-- WORKING DATA follows --
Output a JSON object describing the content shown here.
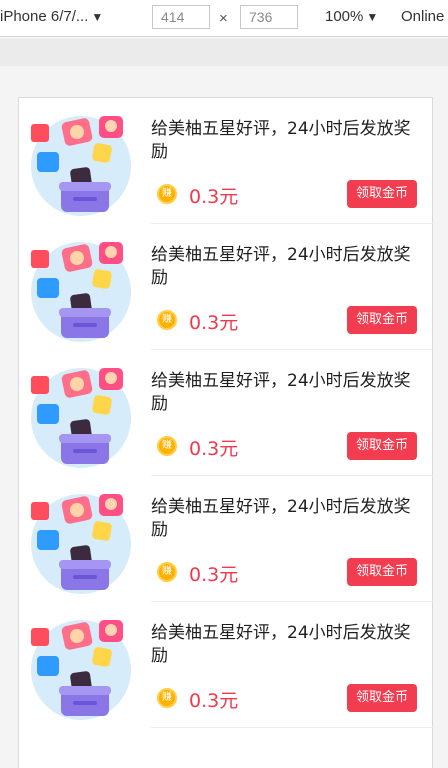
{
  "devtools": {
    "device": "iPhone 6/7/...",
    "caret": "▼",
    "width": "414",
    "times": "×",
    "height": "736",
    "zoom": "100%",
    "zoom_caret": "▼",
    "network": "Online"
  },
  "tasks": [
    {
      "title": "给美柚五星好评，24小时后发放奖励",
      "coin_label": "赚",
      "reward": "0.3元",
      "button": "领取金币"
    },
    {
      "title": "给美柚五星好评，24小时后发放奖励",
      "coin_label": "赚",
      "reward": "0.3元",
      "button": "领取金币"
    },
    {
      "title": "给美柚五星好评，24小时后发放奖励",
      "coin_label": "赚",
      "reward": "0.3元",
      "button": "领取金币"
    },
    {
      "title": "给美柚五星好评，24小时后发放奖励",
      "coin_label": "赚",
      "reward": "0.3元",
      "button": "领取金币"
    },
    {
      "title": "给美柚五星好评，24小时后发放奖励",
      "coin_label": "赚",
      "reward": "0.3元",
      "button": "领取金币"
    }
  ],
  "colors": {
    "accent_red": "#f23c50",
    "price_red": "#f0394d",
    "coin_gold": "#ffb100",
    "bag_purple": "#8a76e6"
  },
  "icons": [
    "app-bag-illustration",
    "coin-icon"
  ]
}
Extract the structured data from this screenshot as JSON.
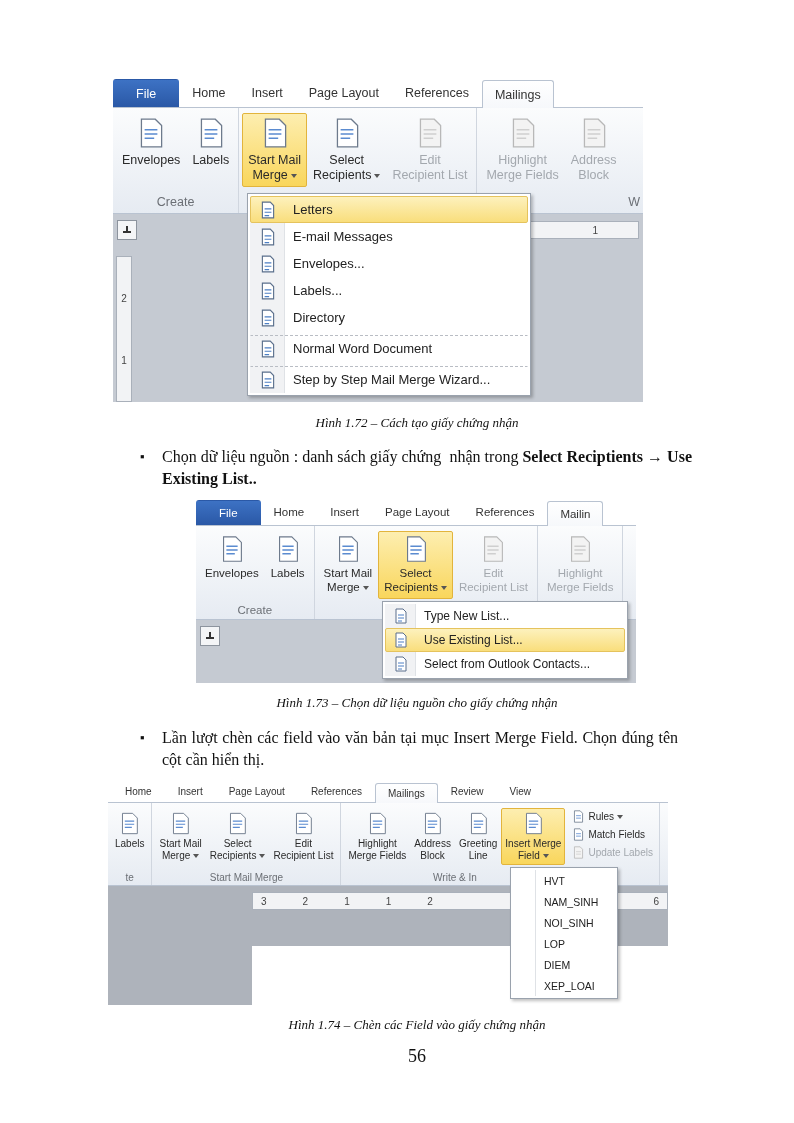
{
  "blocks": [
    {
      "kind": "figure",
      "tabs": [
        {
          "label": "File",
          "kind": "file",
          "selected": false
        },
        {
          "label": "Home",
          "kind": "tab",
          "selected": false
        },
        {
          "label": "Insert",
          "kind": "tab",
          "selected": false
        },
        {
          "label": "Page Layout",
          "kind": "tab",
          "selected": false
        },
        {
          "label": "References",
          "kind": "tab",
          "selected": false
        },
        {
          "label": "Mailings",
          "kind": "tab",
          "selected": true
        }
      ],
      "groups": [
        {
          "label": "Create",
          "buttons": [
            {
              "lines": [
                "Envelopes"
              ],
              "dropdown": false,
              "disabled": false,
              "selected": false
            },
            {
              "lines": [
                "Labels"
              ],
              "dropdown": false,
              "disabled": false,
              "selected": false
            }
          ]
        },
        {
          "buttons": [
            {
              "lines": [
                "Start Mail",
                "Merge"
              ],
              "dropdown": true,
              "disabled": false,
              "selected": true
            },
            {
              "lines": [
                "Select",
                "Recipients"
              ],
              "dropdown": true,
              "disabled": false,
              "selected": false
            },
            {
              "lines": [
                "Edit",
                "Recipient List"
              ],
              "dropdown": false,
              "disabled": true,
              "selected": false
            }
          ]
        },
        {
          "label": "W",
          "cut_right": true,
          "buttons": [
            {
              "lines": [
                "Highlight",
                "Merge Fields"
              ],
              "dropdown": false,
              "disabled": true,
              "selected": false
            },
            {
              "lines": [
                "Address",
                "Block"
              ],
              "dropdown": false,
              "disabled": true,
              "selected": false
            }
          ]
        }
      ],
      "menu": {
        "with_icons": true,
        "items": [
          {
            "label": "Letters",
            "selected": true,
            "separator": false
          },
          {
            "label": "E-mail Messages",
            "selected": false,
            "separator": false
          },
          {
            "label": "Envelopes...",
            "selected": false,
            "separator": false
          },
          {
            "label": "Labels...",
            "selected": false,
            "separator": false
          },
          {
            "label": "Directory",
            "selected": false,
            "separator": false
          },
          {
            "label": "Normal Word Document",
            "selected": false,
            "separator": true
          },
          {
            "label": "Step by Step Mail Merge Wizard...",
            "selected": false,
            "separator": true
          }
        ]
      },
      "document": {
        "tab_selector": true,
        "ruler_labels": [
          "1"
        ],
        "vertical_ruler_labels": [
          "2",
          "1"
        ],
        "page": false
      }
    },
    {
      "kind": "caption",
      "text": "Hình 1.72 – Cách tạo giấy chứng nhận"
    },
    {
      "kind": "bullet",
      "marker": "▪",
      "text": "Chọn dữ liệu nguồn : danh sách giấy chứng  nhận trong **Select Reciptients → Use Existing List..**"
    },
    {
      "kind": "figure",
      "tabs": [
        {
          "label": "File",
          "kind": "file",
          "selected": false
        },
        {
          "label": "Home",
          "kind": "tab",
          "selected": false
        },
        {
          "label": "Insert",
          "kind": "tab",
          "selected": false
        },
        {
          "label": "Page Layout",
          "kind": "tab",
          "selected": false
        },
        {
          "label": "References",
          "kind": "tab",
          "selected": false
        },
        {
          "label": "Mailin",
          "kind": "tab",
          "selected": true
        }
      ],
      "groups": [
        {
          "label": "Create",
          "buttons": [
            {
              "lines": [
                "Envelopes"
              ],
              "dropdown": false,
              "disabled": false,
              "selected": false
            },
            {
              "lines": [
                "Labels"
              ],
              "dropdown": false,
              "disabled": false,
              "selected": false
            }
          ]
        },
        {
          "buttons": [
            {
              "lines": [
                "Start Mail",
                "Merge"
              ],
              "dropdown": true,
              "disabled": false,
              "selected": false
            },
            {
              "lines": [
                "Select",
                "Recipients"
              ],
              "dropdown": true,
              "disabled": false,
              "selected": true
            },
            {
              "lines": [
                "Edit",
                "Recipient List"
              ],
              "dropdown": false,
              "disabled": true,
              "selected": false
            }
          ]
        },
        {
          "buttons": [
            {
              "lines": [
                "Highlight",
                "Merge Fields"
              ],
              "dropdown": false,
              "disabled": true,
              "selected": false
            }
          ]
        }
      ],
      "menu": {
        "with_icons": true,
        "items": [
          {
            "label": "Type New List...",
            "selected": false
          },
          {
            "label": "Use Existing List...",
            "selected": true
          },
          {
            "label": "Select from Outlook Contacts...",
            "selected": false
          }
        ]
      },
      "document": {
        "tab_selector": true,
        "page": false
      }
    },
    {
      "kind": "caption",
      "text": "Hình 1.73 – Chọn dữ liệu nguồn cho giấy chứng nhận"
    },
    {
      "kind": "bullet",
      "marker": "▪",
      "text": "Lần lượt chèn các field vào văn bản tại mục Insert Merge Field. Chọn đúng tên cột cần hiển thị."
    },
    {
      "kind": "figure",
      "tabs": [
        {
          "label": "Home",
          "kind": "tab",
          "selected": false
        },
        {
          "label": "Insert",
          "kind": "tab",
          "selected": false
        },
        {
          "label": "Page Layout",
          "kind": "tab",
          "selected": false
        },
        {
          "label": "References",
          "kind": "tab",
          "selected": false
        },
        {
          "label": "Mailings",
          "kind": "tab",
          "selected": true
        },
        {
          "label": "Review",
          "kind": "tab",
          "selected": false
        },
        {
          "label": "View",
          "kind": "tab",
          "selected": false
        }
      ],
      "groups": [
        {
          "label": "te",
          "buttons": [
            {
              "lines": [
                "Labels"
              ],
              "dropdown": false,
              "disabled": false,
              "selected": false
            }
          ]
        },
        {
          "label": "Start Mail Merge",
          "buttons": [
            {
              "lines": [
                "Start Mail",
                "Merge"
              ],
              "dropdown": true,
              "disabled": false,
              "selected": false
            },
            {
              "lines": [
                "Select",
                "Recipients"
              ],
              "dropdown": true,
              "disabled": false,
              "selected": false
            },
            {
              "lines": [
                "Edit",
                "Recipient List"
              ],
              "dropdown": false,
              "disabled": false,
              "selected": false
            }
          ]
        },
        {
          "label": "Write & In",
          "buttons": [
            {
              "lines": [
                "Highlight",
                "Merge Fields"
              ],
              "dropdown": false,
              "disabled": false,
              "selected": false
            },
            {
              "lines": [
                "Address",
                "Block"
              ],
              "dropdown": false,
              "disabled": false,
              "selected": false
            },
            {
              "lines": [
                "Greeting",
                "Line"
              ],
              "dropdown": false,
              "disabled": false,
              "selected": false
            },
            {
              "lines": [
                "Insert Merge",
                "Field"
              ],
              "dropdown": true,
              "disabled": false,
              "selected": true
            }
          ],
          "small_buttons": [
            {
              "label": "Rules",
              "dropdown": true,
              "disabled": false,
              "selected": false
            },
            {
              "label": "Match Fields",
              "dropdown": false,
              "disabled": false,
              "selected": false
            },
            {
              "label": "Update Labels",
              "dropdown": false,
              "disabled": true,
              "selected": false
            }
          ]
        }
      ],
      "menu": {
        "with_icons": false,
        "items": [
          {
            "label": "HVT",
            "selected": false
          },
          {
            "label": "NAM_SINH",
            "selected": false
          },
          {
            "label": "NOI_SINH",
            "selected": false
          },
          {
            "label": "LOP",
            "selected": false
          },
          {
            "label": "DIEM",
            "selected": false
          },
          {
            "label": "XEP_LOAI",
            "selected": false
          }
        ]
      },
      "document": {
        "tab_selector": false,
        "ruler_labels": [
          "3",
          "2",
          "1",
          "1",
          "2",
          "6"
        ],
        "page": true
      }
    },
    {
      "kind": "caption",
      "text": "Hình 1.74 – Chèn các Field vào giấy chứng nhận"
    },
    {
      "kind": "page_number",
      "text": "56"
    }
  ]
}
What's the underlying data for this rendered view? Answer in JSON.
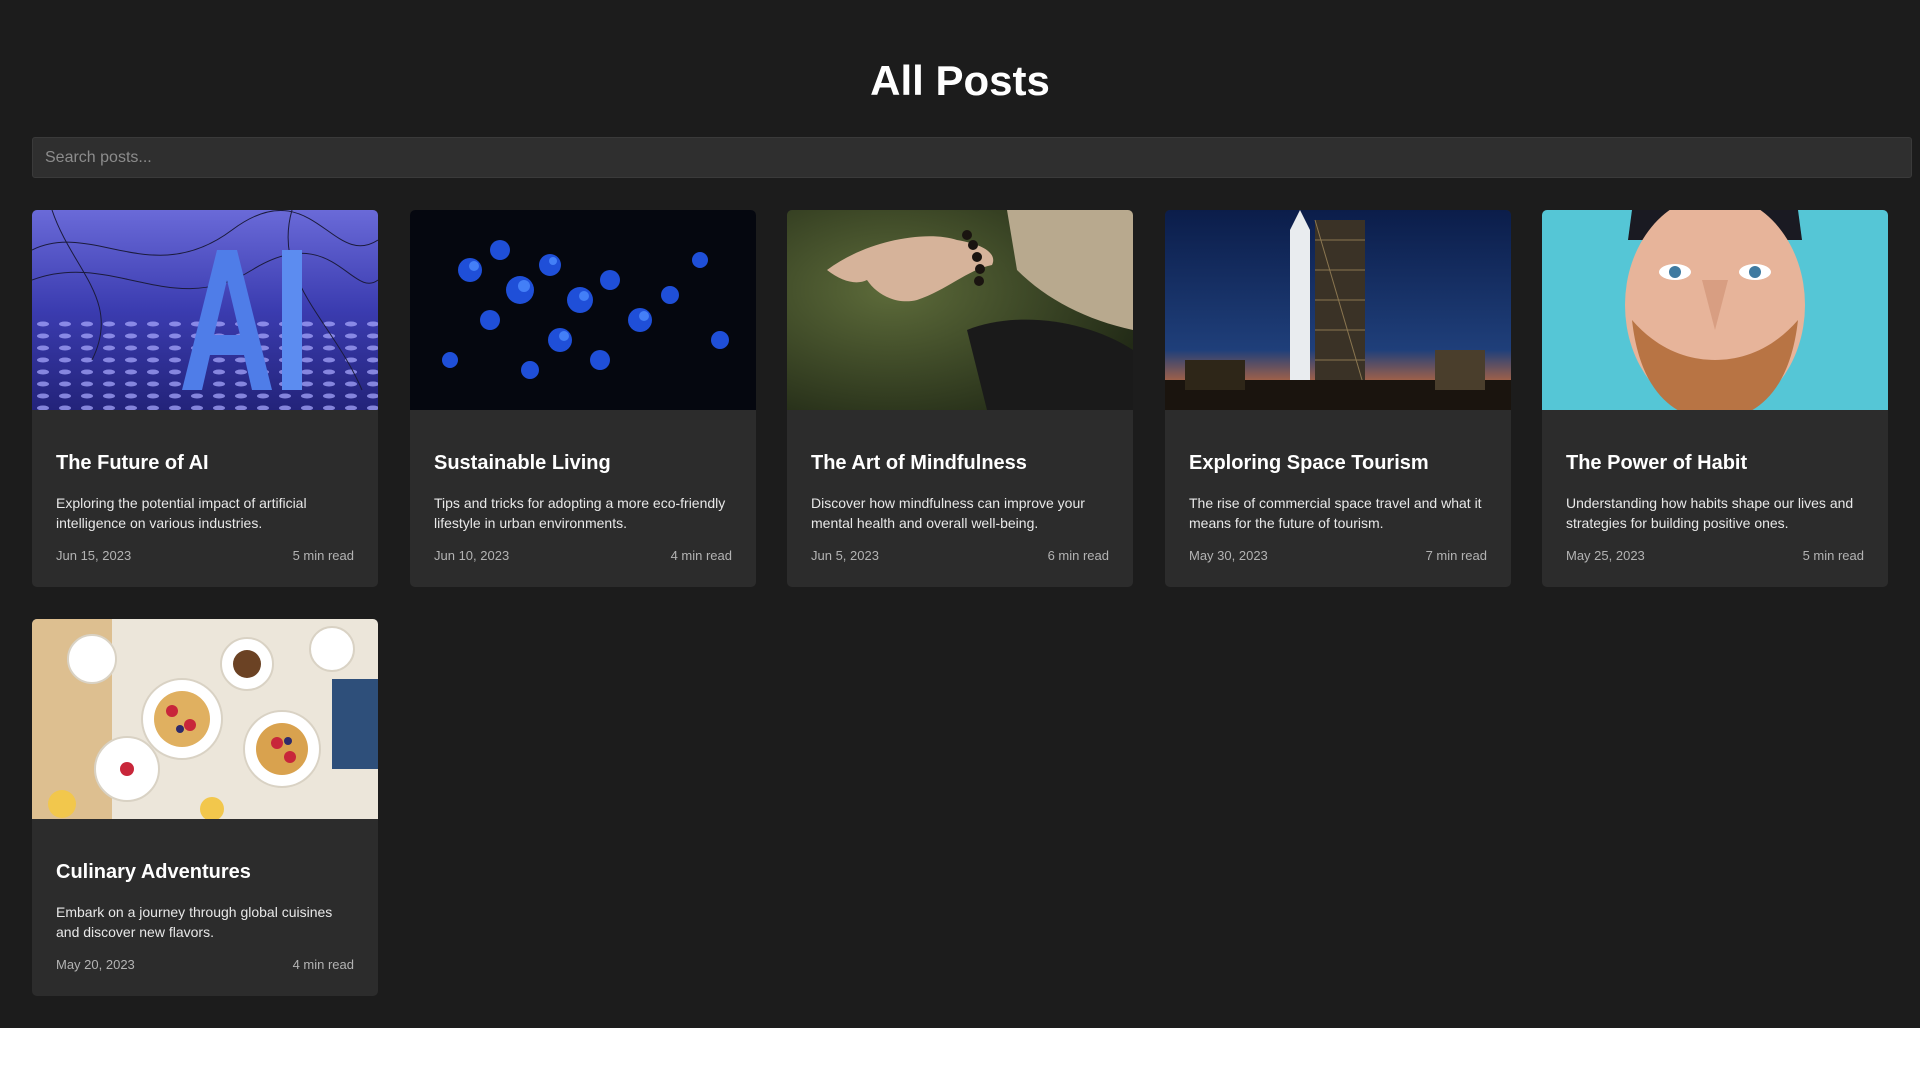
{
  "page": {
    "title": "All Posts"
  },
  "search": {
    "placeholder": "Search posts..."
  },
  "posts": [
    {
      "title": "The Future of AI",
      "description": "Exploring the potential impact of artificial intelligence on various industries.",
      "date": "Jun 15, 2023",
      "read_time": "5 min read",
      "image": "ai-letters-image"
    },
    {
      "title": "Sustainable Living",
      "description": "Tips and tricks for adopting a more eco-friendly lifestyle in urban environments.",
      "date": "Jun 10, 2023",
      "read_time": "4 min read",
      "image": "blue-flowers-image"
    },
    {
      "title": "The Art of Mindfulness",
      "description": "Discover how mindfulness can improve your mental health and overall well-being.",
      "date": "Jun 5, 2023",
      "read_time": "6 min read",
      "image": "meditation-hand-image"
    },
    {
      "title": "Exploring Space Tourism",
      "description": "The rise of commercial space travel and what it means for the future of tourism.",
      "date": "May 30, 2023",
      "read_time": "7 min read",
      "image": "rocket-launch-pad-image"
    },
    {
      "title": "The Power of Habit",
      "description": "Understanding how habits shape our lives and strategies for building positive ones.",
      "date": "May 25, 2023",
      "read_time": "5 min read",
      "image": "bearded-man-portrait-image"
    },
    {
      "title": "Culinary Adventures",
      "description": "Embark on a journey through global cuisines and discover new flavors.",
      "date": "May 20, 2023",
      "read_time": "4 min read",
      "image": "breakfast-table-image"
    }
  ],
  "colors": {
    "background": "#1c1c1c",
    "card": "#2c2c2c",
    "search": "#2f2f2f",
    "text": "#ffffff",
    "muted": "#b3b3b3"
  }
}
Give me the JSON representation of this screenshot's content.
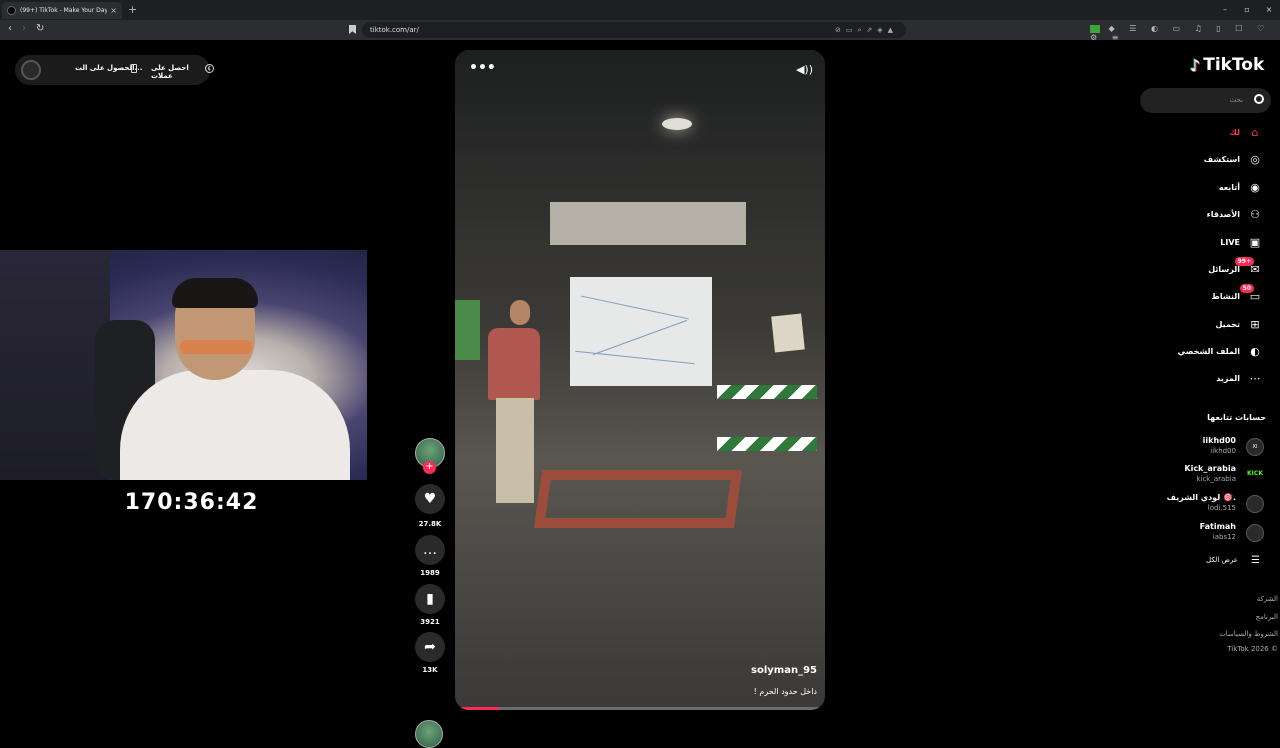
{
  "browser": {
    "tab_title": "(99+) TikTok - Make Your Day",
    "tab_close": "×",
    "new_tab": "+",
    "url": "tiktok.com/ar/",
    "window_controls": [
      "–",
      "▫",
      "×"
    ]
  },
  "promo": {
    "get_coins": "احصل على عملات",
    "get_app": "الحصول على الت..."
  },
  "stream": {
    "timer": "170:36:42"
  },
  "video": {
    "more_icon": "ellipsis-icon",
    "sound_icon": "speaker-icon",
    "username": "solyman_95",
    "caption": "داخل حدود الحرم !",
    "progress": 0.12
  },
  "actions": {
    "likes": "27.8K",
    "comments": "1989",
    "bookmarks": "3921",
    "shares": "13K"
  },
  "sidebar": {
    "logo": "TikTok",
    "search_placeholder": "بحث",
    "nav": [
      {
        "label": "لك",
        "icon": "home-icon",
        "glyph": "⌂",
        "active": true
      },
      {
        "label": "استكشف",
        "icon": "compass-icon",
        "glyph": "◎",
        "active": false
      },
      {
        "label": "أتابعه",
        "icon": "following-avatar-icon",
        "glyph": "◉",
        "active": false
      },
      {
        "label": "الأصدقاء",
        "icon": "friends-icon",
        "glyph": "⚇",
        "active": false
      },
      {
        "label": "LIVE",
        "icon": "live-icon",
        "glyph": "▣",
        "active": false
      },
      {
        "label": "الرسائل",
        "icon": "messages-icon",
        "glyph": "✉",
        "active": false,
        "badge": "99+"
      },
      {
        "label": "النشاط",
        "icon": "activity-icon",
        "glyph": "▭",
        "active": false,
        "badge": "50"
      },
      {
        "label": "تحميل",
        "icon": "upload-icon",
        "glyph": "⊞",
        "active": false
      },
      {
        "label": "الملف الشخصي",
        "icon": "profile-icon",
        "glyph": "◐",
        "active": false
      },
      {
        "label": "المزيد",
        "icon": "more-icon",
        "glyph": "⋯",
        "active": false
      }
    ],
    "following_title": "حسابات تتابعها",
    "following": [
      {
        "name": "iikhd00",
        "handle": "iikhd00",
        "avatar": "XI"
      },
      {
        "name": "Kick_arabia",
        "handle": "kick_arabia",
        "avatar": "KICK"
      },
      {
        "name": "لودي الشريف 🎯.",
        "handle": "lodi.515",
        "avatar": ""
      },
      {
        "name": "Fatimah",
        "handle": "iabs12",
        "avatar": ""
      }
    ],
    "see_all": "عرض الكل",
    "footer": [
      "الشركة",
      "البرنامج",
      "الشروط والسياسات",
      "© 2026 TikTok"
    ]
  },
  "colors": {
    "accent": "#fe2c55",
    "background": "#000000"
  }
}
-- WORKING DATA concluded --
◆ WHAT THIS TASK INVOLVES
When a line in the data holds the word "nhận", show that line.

◆ SOLUTION TO THE PROBLEM
      "text": "Hình 1.72 – Cách tạo giấy chứng nhận"
      "text": "Chọn dữ liệu nguồn : danh sách giấy chứng  nhận trong **Select Reciptients → Use Existing List..**"
      "text": "Hình 1.73 – Chọn dữ liệu nguồn cho giấy chứng nhận"
      "text": "Hình 1.74 – Chèn các Field vào giấy chứng nhận"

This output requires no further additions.